The expected output is the exact lines from the one containing "Parse this screenshot: output" through the end of the data, inclusive, and nothing else.

[Items listed in a dataset]
==========

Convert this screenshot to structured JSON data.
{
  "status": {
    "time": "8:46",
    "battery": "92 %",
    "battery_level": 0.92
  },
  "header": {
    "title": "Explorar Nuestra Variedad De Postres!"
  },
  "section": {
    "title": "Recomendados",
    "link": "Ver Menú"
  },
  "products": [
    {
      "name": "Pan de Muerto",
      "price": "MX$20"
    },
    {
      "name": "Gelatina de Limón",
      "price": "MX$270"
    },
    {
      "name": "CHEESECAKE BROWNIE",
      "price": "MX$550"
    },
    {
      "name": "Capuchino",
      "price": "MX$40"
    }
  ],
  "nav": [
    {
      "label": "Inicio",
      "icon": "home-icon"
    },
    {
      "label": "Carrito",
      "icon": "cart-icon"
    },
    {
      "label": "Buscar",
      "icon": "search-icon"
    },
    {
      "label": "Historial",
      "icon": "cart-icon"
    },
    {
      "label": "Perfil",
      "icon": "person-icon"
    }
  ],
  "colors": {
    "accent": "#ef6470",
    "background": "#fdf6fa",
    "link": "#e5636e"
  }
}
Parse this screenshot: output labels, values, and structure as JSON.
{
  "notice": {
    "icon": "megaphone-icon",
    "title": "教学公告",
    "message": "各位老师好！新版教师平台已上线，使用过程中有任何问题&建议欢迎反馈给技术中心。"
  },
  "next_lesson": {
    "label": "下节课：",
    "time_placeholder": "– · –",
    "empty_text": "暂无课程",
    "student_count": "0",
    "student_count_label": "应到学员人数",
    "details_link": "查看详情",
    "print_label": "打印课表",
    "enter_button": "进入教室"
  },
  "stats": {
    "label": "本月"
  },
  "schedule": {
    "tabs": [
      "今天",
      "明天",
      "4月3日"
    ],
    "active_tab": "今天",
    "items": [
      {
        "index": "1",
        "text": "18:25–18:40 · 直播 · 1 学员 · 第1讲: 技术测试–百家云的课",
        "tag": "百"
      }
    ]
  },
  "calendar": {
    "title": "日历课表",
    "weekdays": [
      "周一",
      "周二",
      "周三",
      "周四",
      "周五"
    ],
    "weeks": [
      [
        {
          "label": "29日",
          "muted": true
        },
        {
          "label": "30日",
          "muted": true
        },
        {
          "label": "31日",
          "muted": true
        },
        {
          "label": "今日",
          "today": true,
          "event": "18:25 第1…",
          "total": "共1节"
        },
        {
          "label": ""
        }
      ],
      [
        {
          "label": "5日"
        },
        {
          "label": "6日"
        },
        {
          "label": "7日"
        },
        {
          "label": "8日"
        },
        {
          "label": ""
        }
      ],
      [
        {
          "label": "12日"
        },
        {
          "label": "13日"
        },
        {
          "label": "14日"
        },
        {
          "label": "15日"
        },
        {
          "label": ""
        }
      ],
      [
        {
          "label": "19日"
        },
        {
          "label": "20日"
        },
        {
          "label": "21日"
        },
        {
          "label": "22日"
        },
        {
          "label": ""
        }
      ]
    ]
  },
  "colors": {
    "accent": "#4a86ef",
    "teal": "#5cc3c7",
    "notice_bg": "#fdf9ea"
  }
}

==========

◆ **RESPONSE TO THE EXERCISE**:
Parse this screenshot: output labels, values, and structure as JSON.
{
  "notice": {
    "icon": "megaphone-icon",
    "title": "教学公告",
    "message": "各位老师好！新版教师平台已上线，使用过程中有任何问题&建议欢迎反馈给技术中心。"
  },
  "next_lesson": {
    "label": "下节课：",
    "time_placeholder": "– · –",
    "empty_text": "暂无课程",
    "student_count": "0",
    "student_count_label": "应到学员人数",
    "details_link": "查看详情",
    "print_label": "打印课表",
    "enter_button": "进入教室"
  },
  "stats": {
    "label": "本月"
  },
  "schedule": {
    "tabs": [
      "今天",
      "明天",
      "4月3日"
    ],
    "active_tab": "今天",
    "items": [
      {
        "index": "1",
        "text": "18:25–18:40 · 直播 · 1 学员 · 第1讲: 技术测试–百家云的课",
        "tag": "百"
      }
    ]
  },
  "calendar": {
    "title": "日历课表",
    "weekdays": [
      "周一",
      "周二",
      "周三",
      "周四",
      "周五"
    ],
    "weeks": [
      [
        {
          "label": "29日",
          "muted": true
        },
        {
          "label": "30日",
          "muted": true
        },
        {
          "label": "31日",
          "muted": true
        },
        {
          "label": "今日",
          "today": true,
          "event": "18:25 第1…",
          "total": "共1节"
        },
        {
          "label": ""
        }
      ],
      [
        {
          "label": "5日"
        },
        {
          "label": "6日"
        },
        {
          "label": "7日"
        },
        {
          "label": "8日"
        },
        {
          "label": ""
        }
      ],
      [
        {
          "label": "12日"
        },
        {
          "label": "13日"
        },
        {
          "label": "14日"
        },
        {
          "label": "15日"
        },
        {
          "label": ""
        }
      ],
      [
        {
          "label": "19日"
        },
        {
          "label": "20日"
        },
        {
          "label": "21日"
        },
        {
          "label": "22日"
        },
        {
          "label": ""
        }
      ]
    ]
  },
  "colors": {
    "accent": "#4a86ef",
    "teal": "#5cc3c7",
    "notice_bg": "#fdf9ea"
  }
}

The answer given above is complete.